- Opening Delimiter -

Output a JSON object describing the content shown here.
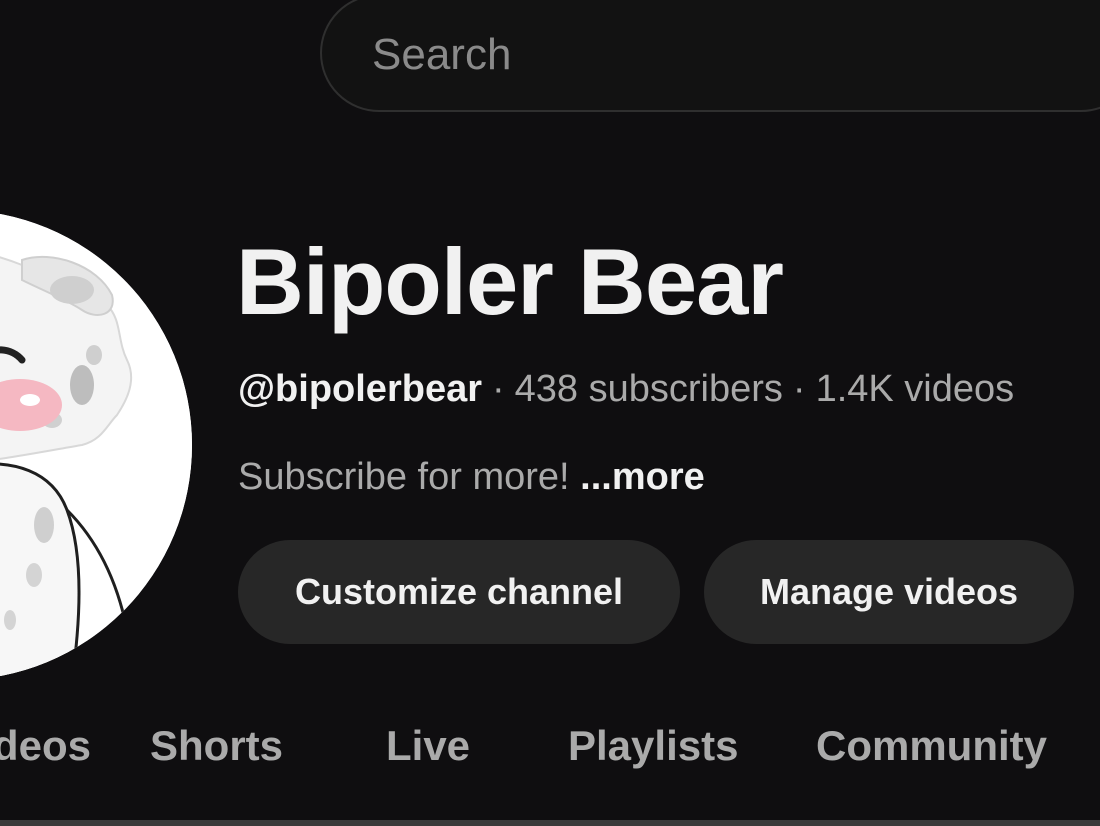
{
  "header": {
    "search_placeholder": "Search"
  },
  "channel": {
    "name": "Bipoler Bear",
    "handle": "@bipolerbear",
    "subscribers": "438 subscribers",
    "videos": "1.4K videos",
    "separator": "·",
    "description": "Subscribe for more!",
    "more_label": "...more"
  },
  "actions": {
    "customize_label": "Customize channel",
    "manage_label": "Manage videos"
  },
  "tabs": [
    {
      "label": "Videos"
    },
    {
      "label": "Shorts"
    },
    {
      "label": "Live"
    },
    {
      "label": "Playlists"
    },
    {
      "label": "Community"
    }
  ],
  "colors": {
    "background": "#0f0e10",
    "button_bg": "#272727",
    "text_primary": "#f1f1f1",
    "text_secondary": "#aaaaaa"
  }
}
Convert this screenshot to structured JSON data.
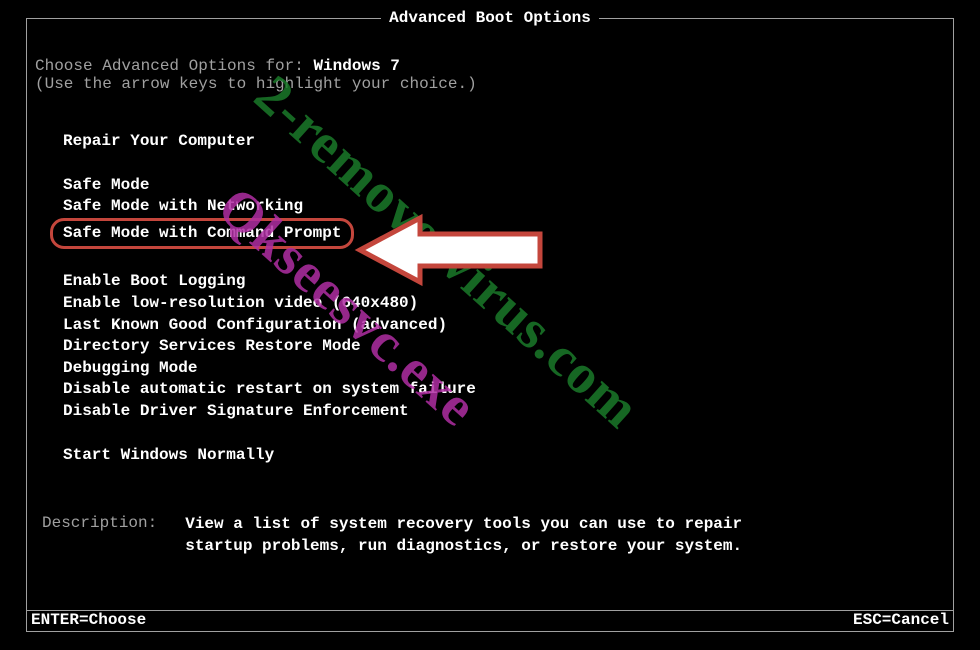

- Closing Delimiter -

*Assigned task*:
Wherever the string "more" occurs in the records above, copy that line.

*Reply*:
    "description": "Subscribe for more!",
    "more_label": "...more"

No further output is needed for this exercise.